Filter out all lines without the word "this" from the data below, please, and copy the rest.

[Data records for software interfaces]
****************

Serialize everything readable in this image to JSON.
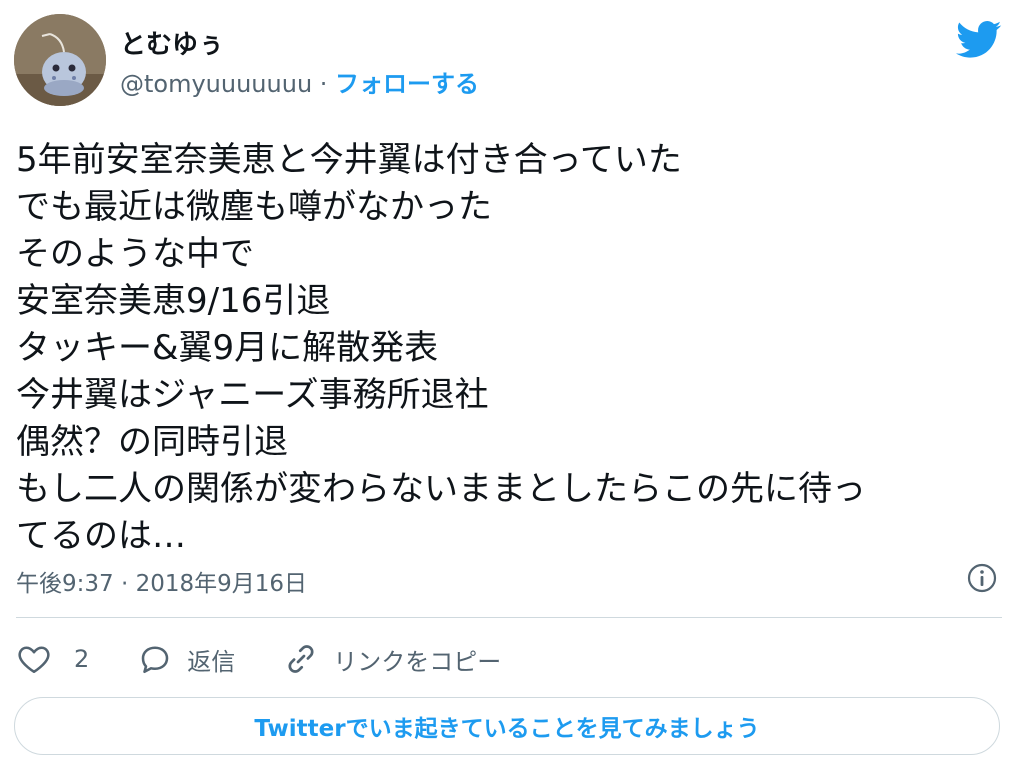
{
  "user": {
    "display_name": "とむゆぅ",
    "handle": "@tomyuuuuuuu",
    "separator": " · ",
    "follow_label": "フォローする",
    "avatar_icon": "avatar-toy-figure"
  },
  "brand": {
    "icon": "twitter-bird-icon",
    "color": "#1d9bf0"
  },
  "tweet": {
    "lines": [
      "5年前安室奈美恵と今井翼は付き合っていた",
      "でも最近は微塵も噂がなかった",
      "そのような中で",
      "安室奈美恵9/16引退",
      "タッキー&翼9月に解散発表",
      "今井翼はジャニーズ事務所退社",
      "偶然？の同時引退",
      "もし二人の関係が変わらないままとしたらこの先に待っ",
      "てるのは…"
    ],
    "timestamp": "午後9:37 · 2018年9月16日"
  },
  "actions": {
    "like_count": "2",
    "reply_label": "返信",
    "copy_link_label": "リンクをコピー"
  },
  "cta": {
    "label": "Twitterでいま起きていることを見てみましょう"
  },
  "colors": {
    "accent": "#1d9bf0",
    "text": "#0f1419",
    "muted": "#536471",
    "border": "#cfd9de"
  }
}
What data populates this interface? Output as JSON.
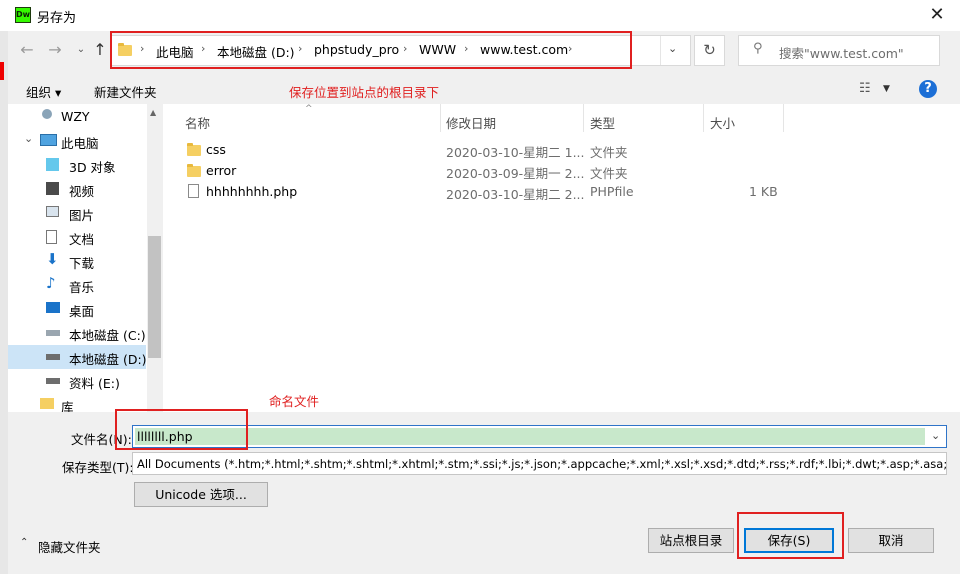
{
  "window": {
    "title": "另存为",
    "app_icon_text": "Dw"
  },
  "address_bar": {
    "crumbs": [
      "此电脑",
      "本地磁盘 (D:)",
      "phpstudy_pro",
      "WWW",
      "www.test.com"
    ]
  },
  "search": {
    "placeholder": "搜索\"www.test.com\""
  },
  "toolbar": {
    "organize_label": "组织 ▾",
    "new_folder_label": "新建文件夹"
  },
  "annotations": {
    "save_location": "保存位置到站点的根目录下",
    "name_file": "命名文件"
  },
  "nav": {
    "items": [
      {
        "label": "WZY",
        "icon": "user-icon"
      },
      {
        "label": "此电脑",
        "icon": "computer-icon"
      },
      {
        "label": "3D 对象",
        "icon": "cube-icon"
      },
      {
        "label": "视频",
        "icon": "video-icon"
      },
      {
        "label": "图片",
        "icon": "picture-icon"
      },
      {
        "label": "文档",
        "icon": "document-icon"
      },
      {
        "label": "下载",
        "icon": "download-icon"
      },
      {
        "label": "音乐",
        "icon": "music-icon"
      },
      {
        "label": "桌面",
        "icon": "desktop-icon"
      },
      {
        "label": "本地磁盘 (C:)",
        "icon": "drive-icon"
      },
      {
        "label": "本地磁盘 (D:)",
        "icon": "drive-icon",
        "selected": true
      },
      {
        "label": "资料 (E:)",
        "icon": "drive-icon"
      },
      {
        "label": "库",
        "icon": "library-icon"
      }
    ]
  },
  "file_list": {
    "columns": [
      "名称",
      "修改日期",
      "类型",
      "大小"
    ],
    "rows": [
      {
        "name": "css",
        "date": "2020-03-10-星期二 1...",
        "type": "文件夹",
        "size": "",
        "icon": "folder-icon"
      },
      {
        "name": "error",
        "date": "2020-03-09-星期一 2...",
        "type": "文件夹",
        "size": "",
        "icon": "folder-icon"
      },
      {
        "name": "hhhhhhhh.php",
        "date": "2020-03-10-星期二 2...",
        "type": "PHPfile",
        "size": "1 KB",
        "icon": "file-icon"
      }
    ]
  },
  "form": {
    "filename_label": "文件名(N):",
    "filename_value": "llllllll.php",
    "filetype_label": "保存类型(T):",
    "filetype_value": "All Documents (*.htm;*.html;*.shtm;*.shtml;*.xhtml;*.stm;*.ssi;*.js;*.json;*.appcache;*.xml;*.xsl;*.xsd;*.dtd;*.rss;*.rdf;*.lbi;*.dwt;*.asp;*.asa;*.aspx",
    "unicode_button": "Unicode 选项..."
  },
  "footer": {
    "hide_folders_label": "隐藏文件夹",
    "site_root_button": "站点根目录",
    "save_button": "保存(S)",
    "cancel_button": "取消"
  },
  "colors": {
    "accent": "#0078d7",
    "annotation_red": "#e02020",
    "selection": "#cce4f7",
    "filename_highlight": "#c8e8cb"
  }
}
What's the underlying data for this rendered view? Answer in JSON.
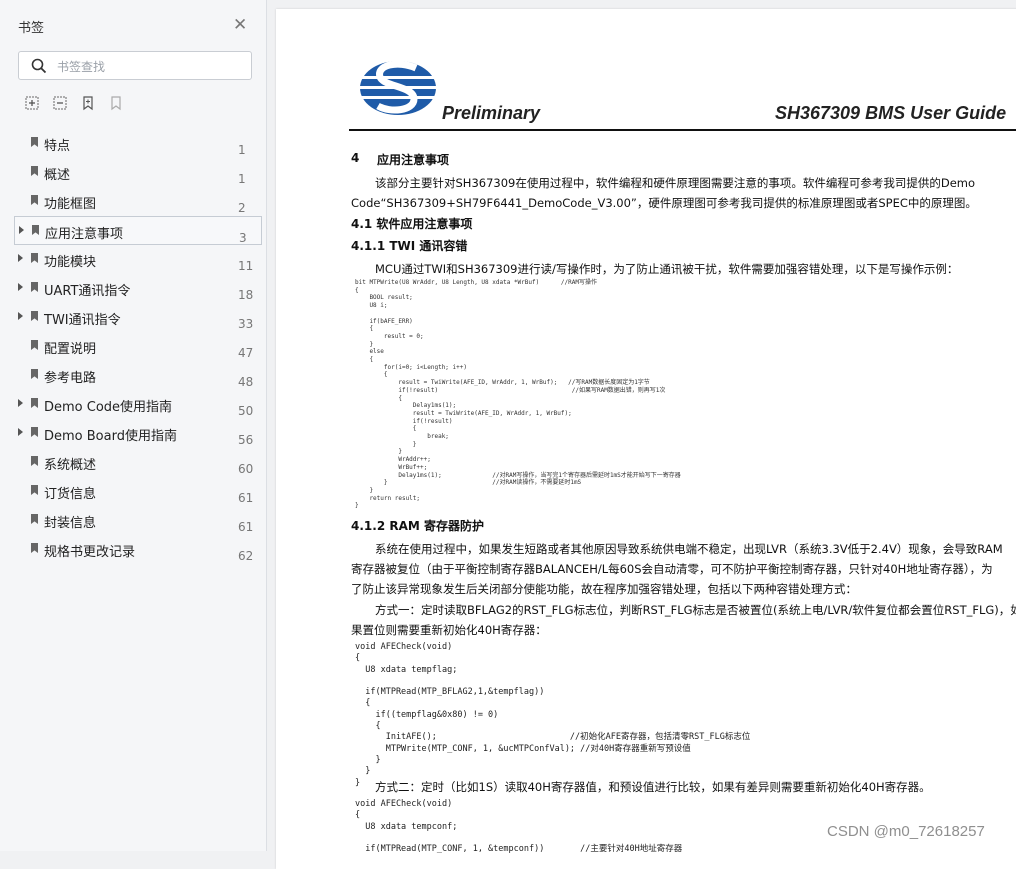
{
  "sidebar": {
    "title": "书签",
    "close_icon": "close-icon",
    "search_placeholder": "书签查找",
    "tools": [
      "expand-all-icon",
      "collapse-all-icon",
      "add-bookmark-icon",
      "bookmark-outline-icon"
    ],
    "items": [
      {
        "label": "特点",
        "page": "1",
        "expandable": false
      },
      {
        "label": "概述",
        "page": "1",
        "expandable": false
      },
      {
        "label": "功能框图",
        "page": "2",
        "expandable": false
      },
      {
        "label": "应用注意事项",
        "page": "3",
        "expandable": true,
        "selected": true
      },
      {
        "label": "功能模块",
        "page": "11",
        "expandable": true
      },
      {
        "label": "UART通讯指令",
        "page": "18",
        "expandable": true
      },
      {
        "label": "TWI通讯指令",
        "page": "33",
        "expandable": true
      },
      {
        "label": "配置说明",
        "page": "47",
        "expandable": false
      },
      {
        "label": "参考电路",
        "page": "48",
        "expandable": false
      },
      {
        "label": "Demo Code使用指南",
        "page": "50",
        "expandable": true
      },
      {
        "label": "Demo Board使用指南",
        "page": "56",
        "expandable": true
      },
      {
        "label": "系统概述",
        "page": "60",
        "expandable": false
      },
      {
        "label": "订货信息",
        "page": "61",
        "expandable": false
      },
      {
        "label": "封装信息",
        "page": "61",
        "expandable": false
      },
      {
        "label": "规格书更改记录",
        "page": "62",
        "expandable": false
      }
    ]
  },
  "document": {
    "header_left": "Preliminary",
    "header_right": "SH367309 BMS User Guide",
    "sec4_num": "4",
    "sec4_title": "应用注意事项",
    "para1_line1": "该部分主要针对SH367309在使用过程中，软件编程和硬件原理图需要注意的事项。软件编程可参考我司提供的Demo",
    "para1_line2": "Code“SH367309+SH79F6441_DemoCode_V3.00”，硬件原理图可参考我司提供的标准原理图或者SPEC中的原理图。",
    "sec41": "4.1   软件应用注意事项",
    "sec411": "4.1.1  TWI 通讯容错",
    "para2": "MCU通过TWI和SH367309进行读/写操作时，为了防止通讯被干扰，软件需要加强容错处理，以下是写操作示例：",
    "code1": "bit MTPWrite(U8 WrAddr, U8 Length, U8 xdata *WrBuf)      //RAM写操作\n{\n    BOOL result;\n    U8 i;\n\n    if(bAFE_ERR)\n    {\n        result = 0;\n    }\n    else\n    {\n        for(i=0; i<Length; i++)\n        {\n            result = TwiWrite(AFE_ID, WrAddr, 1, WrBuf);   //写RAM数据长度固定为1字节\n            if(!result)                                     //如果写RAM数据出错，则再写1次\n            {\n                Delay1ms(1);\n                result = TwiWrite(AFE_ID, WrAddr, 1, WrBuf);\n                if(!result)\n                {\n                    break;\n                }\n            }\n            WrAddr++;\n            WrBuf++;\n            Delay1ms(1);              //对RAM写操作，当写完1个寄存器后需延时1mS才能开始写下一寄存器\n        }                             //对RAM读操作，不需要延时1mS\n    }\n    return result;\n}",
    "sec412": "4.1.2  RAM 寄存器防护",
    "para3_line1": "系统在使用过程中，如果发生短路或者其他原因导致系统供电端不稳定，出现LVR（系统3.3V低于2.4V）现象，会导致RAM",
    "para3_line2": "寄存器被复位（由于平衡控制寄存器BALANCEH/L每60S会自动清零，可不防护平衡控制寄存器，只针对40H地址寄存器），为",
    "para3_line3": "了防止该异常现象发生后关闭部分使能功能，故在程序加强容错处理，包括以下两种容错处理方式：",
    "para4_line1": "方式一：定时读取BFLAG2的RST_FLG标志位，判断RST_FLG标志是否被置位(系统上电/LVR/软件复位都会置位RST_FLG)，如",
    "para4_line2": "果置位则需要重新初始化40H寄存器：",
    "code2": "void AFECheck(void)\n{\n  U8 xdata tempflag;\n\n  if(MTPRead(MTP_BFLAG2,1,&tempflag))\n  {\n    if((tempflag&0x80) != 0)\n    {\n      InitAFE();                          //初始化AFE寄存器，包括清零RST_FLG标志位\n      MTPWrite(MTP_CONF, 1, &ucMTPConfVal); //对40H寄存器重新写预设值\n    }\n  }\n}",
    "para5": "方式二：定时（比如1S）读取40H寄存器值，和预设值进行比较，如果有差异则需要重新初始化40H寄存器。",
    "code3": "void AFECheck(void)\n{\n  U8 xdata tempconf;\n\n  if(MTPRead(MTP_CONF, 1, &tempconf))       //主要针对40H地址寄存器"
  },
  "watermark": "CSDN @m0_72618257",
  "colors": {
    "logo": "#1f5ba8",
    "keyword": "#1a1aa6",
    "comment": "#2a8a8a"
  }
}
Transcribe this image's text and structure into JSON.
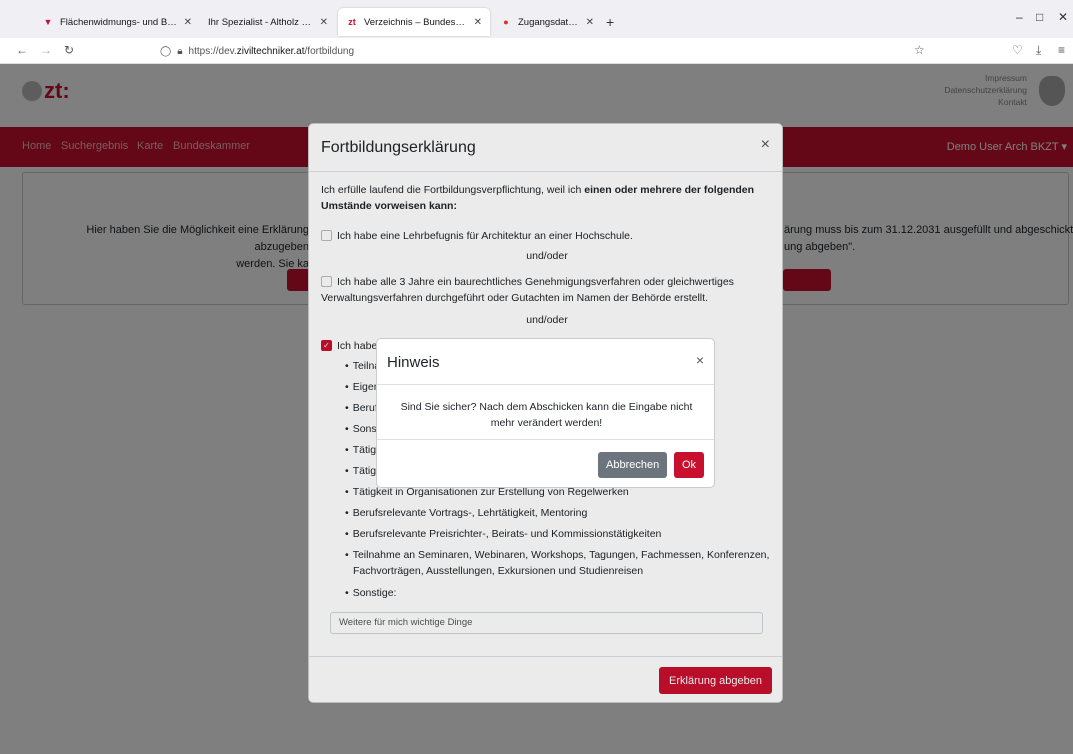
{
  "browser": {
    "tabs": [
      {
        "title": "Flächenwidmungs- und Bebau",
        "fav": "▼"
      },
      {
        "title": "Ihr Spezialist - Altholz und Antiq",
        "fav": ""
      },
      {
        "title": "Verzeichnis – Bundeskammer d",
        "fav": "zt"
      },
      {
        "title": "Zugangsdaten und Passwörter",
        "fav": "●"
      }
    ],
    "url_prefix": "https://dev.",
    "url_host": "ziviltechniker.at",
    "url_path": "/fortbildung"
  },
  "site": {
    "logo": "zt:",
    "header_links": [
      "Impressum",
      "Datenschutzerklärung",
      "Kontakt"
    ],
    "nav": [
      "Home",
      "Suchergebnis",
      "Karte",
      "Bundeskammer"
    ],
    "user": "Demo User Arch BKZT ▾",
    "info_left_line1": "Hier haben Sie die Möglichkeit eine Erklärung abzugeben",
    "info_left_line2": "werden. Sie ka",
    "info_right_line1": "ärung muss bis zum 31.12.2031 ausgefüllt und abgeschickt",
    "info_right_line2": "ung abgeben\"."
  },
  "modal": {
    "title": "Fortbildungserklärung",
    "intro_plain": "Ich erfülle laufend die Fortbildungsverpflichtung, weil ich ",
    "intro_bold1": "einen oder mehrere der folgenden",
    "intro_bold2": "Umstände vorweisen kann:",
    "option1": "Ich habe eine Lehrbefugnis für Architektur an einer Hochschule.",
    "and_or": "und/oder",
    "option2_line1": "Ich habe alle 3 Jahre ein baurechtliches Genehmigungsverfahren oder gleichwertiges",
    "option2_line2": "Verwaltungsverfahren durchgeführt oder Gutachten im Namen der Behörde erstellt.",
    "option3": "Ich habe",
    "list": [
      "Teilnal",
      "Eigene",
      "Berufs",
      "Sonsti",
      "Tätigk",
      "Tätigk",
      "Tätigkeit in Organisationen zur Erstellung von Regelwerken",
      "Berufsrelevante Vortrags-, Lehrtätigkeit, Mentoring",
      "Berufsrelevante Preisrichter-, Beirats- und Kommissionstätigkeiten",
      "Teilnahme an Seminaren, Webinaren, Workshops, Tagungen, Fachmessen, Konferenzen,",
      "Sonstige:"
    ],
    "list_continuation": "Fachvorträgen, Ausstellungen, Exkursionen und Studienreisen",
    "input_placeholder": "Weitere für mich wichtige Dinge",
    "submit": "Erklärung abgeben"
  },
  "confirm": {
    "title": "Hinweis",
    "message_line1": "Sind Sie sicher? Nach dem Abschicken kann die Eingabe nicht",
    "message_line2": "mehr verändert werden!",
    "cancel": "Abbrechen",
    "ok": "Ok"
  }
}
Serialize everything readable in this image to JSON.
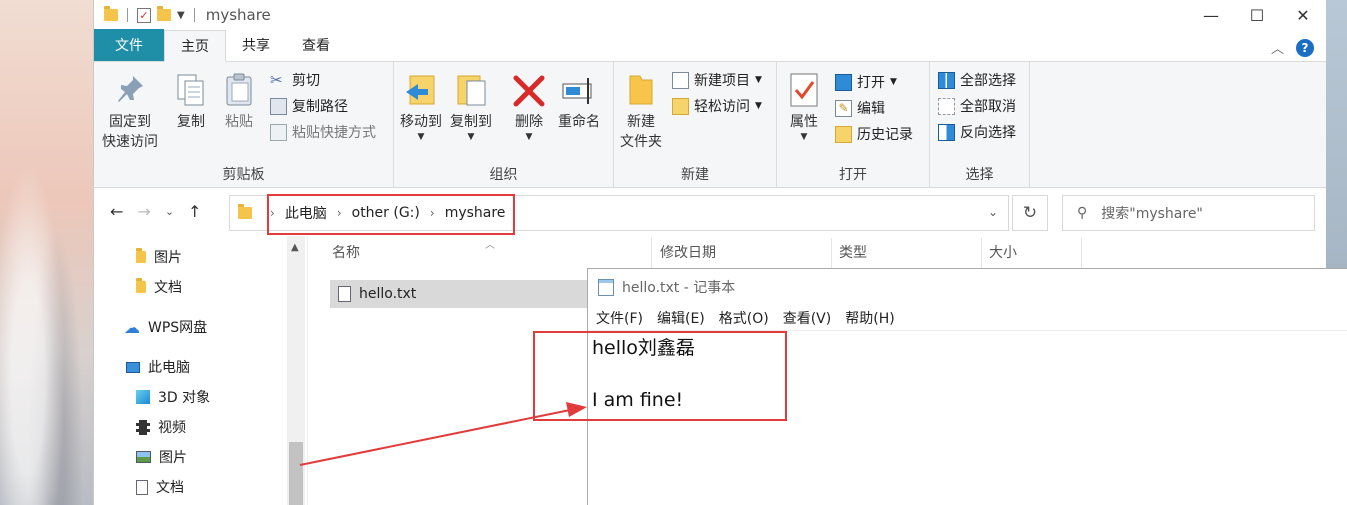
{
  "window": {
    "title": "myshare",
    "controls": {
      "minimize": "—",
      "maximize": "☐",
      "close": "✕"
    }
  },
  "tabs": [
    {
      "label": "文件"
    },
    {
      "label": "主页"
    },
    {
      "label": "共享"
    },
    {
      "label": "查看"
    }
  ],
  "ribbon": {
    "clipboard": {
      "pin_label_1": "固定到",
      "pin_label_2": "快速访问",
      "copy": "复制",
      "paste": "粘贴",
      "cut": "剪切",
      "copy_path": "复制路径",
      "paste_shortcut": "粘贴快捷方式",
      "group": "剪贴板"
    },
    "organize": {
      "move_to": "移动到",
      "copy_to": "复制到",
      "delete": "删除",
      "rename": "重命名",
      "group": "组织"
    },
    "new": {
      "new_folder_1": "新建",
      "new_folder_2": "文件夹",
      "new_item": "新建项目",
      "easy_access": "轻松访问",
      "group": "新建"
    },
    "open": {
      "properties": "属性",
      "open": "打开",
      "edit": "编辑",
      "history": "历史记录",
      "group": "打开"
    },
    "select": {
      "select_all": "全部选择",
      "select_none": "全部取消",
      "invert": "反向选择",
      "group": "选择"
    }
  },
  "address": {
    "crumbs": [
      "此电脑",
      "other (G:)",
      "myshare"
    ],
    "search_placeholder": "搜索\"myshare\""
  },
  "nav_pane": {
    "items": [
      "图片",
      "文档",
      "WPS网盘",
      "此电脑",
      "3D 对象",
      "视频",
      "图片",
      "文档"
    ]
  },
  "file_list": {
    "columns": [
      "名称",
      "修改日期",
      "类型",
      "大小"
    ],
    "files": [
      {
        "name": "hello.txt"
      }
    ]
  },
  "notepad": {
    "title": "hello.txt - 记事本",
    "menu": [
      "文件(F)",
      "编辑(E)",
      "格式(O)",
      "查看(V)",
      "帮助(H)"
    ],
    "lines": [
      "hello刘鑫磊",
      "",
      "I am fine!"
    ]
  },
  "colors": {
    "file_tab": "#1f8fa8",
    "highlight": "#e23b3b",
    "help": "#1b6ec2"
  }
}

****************

● Written solution
Serialize everything readable in this image to JSON.
What data populates this interface? Output as JSON.
What's the underlying data for this rendered view? Answer in JSON.
Transcribe this image's text and structure into JSON.
Serialize everything readable in this image to JSON.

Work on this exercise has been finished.